Records shown START

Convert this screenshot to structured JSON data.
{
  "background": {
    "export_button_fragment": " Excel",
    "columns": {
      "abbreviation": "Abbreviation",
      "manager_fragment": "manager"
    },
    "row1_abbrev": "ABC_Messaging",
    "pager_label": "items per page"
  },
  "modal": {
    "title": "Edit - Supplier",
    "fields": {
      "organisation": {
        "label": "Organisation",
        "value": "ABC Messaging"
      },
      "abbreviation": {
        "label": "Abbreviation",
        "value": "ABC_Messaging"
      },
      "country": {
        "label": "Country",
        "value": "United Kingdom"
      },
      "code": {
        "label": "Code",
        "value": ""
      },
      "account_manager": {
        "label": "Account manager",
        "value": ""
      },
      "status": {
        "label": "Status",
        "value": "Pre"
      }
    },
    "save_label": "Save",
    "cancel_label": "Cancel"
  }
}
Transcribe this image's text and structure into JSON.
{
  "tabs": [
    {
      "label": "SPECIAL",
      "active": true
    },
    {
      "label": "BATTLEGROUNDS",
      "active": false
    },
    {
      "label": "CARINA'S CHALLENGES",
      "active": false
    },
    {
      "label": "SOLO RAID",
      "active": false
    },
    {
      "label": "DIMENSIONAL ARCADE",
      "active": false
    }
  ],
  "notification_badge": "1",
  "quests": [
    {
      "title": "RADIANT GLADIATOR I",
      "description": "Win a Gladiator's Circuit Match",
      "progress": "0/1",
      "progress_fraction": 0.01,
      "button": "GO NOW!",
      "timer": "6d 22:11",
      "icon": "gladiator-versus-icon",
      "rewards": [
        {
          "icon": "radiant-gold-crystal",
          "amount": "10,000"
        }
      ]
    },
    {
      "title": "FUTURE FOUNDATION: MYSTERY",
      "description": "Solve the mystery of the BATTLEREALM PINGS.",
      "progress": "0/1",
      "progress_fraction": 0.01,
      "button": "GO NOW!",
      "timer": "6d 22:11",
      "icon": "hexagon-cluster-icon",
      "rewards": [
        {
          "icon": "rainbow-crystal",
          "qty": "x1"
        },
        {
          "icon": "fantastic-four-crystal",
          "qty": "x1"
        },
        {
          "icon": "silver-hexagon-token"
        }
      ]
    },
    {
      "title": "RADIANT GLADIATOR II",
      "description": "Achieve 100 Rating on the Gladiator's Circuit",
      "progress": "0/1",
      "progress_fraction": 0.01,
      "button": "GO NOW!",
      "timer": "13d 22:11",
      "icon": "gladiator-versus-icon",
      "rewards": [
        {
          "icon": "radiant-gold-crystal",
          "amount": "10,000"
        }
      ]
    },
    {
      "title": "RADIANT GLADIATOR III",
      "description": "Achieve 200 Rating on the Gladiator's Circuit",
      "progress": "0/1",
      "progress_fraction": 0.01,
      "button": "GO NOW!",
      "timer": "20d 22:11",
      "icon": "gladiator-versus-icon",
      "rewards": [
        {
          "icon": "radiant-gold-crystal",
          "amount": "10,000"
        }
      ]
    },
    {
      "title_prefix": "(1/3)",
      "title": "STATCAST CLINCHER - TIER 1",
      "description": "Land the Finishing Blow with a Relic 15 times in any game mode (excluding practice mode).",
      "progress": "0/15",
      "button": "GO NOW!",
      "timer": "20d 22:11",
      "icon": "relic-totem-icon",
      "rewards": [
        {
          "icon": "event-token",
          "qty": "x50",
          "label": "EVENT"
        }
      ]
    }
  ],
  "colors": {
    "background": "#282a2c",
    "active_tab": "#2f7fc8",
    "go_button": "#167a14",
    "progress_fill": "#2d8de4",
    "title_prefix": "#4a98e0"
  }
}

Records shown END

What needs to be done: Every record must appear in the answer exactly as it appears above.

Answer section:
Convert this screenshot to structured JSON data.
{
  "background": {
    "export_button_fragment": " Excel",
    "columns": {
      "abbreviation": "Abbreviation",
      "manager_fragment": "manager"
    },
    "row1_abbrev": "ABC_Messaging",
    "pager_label": "items per page"
  },
  "modal": {
    "title": "Edit - Supplier",
    "fields": {
      "organisation": {
        "label": "Organisation",
        "value": "ABC Messaging"
      },
      "abbreviation": {
        "label": "Abbreviation",
        "value": "ABC_Messaging"
      },
      "country": {
        "label": "Country",
        "value": "United Kingdom"
      },
      "code": {
        "label": "Code",
        "value": ""
      },
      "account_manager": {
        "label": "Account manager",
        "value": ""
      },
      "status": {
        "label": "Status",
        "value": "Pre"
      }
    },
    "save_label": "Save",
    "cancel_label": "Cancel"
  }
}
Transcribe this image's text and structure into JSON.
{
  "tabs": [
    {
      "label": "SPECIAL",
      "active": true
    },
    {
      "label": "BATTLEGROUNDS",
      "active": false
    },
    {
      "label": "CARINA'S CHALLENGES",
      "active": false
    },
    {
      "label": "SOLO RAID",
      "active": false
    },
    {
      "label": "DIMENSIONAL ARCADE",
      "active": false
    }
  ],
  "notification_badge": "1",
  "quests": [
    {
      "title": "RADIANT GLADIATOR I",
      "description": "Win a Gladiator's Circuit Match",
      "progress": "0/1",
      "progress_fraction": 0.01,
      "button": "GO NOW!",
      "timer": "6d 22:11",
      "icon": "gladiator-versus-icon",
      "rewards": [
        {
          "icon": "radiant-gold-crystal",
          "amount": "10,000"
        }
      ]
    },
    {
      "title": "FUTURE FOUNDATION: MYSTERY",
      "description": "Solve the mystery of the BATTLEREALM PINGS.",
      "progress": "0/1",
      "progress_fraction": 0.01,
      "button": "GO NOW!",
      "timer": "6d 22:11",
      "icon": "hexagon-cluster-icon",
      "rewards": [
        {
          "icon": "rainbow-crystal",
          "qty": "x1"
        },
        {
          "icon": "fantastic-four-crystal",
          "qty": "x1"
        },
        {
          "icon": "silver-hexagon-token"
        }
      ]
    },
    {
      "title": "RADIANT GLADIATOR II",
      "description": "Achieve 100 Rating on the Gladiator's Circuit",
      "progress": "0/1",
      "progress_fraction": 0.01,
      "button": "GO NOW!",
      "timer": "13d 22:11",
      "icon": "gladiator-versus-icon",
      "rewards": [
        {
          "icon": "radiant-gold-crystal",
          "amount": "10,000"
        }
      ]
    },
    {
      "title": "RADIANT GLADIATOR III",
      "description": "Achieve 200 Rating on the Gladiator's Circuit",
      "progress": "0/1",
      "progress_fraction": 0.01,
      "button": "GO NOW!",
      "timer": "20d 22:11",
      "icon": "gladiator-versus-icon",
      "rewards": [
        {
          "icon": "radiant-gold-crystal",
          "amount": "10,000"
        }
      ]
    },
    {
      "title_prefix": "(1/3)",
      "title": "STATCAST CLINCHER - TIER 1",
      "description": "Land the Finishing Blow with a Relic 15 times in any game mode (excluding practice mode).",
      "progress": "0/15",
      "button": "GO NOW!",
      "timer": "20d 22:11",
      "icon": "relic-totem-icon",
      "rewards": [
        {
          "icon": "event-token",
          "qty": "x50",
          "label": "EVENT"
        }
      ]
    }
  ],
  "colors": {
    "background": "#282a2c",
    "active_tab": "#2f7fc8",
    "go_button": "#167a14",
    "progress_fill": "#2d8de4",
    "title_prefix": "#4a98e0"
  }
}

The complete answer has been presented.